What you will do:
This exercise calls for an exact copy of the data below.
[Opening Exercise materials section]
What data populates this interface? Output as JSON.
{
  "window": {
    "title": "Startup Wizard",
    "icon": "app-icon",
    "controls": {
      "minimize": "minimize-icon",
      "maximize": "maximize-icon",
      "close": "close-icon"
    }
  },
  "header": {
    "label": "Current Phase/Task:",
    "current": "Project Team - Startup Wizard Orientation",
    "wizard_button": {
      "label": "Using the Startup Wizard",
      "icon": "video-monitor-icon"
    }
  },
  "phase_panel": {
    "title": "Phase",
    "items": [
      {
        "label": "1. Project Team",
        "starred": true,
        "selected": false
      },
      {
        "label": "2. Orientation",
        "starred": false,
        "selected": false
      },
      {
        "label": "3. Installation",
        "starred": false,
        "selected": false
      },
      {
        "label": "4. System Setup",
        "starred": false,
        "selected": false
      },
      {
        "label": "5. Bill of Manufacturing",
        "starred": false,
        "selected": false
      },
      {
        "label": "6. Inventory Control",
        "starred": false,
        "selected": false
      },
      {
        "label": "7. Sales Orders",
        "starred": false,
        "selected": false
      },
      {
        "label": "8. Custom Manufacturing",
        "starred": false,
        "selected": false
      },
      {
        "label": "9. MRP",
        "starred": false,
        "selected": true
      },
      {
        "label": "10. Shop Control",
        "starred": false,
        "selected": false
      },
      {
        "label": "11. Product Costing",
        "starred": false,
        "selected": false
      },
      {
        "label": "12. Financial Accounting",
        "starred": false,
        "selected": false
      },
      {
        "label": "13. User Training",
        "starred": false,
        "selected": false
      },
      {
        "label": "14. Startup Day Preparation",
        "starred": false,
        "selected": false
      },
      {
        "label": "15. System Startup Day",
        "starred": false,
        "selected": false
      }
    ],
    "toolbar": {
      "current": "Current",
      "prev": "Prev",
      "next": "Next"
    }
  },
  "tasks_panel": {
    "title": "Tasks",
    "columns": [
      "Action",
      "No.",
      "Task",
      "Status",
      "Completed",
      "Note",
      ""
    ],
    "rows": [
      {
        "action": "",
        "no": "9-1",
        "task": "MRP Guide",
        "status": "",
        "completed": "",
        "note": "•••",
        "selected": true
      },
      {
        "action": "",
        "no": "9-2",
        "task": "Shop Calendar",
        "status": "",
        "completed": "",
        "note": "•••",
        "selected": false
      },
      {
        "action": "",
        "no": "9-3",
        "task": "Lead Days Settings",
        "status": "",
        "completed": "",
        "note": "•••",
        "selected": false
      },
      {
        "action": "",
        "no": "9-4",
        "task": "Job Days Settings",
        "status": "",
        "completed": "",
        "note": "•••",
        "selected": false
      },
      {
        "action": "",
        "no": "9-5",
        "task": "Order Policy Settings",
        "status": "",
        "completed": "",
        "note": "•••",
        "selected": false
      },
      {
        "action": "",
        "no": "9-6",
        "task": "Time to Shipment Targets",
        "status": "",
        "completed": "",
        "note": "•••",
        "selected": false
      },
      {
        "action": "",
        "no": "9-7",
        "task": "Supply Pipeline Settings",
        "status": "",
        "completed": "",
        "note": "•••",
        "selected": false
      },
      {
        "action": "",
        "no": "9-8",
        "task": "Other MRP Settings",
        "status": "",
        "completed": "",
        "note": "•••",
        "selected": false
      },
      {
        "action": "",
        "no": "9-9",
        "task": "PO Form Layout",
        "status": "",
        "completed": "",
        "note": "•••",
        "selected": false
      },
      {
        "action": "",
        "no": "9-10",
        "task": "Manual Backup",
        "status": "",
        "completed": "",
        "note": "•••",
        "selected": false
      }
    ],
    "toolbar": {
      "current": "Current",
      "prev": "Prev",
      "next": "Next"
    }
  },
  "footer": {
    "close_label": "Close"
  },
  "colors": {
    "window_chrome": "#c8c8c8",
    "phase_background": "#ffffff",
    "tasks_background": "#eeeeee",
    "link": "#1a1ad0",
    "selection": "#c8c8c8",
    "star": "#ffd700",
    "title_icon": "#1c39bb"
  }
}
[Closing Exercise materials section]
Answer section:
What data populates this interface? Output as JSON.
{
  "window": {
    "title": "Startup Wizard",
    "icon": "app-icon",
    "controls": {
      "minimize": "minimize-icon",
      "maximize": "maximize-icon",
      "close": "close-icon"
    }
  },
  "header": {
    "label": "Current Phase/Task:",
    "current": "Project Team - Startup Wizard Orientation",
    "wizard_button": {
      "label": "Using the Startup Wizard",
      "icon": "video-monitor-icon"
    }
  },
  "phase_panel": {
    "title": "Phase",
    "items": [
      {
        "label": "1. Project Team",
        "starred": true,
        "selected": false
      },
      {
        "label": "2. Orientation",
        "starred": false,
        "selected": false
      },
      {
        "label": "3. Installation",
        "starred": false,
        "selected": false
      },
      {
        "label": "4. System Setup",
        "starred": false,
        "selected": false
      },
      {
        "label": "5. Bill of Manufacturing",
        "starred": false,
        "selected": false
      },
      {
        "label": "6. Inventory Control",
        "starred": false,
        "selected": false
      },
      {
        "label": "7. Sales Orders",
        "starred": false,
        "selected": false
      },
      {
        "label": "8. Custom Manufacturing",
        "starred": false,
        "selected": false
      },
      {
        "label": "9. MRP",
        "starred": false,
        "selected": true
      },
      {
        "label": "10. Shop Control",
        "starred": false,
        "selected": false
      },
      {
        "label": "11. Product Costing",
        "starred": false,
        "selected": false
      },
      {
        "label": "12. Financial Accounting",
        "starred": false,
        "selected": false
      },
      {
        "label": "13. User Training",
        "starred": false,
        "selected": false
      },
      {
        "label": "14. Startup Day Preparation",
        "starred": false,
        "selected": false
      },
      {
        "label": "15. System Startup Day",
        "starred": false,
        "selected": false
      }
    ],
    "toolbar": {
      "current": "Current",
      "prev": "Prev",
      "next": "Next"
    }
  },
  "tasks_panel": {
    "title": "Tasks",
    "columns": [
      "Action",
      "No.",
      "Task",
      "Status",
      "Completed",
      "Note",
      ""
    ],
    "rows": [
      {
        "action": "",
        "no": "9-1",
        "task": "MRP Guide",
        "status": "",
        "completed": "",
        "note": "•••",
        "selected": true
      },
      {
        "action": "",
        "no": "9-2",
        "task": "Shop Calendar",
        "status": "",
        "completed": "",
        "note": "•••",
        "selected": false
      },
      {
        "action": "",
        "no": "9-3",
        "task": "Lead Days Settings",
        "status": "",
        "completed": "",
        "note": "•••",
        "selected": false
      },
      {
        "action": "",
        "no": "9-4",
        "task": "Job Days Settings",
        "status": "",
        "completed": "",
        "note": "•••",
        "selected": false
      },
      {
        "action": "",
        "no": "9-5",
        "task": "Order Policy Settings",
        "status": "",
        "completed": "",
        "note": "•••",
        "selected": false
      },
      {
        "action": "",
        "no": "9-6",
        "task": "Time to Shipment Targets",
        "status": "",
        "completed": "",
        "note": "•••",
        "selected": false
      },
      {
        "action": "",
        "no": "9-7",
        "task": "Supply Pipeline Settings",
        "status": "",
        "completed": "",
        "note": "•••",
        "selected": false
      },
      {
        "action": "",
        "no": "9-8",
        "task": "Other MRP Settings",
        "status": "",
        "completed": "",
        "note": "•••",
        "selected": false
      },
      {
        "action": "",
        "no": "9-9",
        "task": "PO Form Layout",
        "status": "",
        "completed": "",
        "note": "•••",
        "selected": false
      },
      {
        "action": "",
        "no": "9-10",
        "task": "Manual Backup",
        "status": "",
        "completed": "",
        "note": "•••",
        "selected": false
      }
    ],
    "toolbar": {
      "current": "Current",
      "prev": "Prev",
      "next": "Next"
    }
  },
  "footer": {
    "close_label": "Close"
  },
  "colors": {
    "window_chrome": "#c8c8c8",
    "phase_background": "#ffffff",
    "tasks_background": "#eeeeee",
    "link": "#1a1ad0",
    "selection": "#c8c8c8",
    "star": "#ffd700",
    "title_icon": "#1c39bb"
  }
}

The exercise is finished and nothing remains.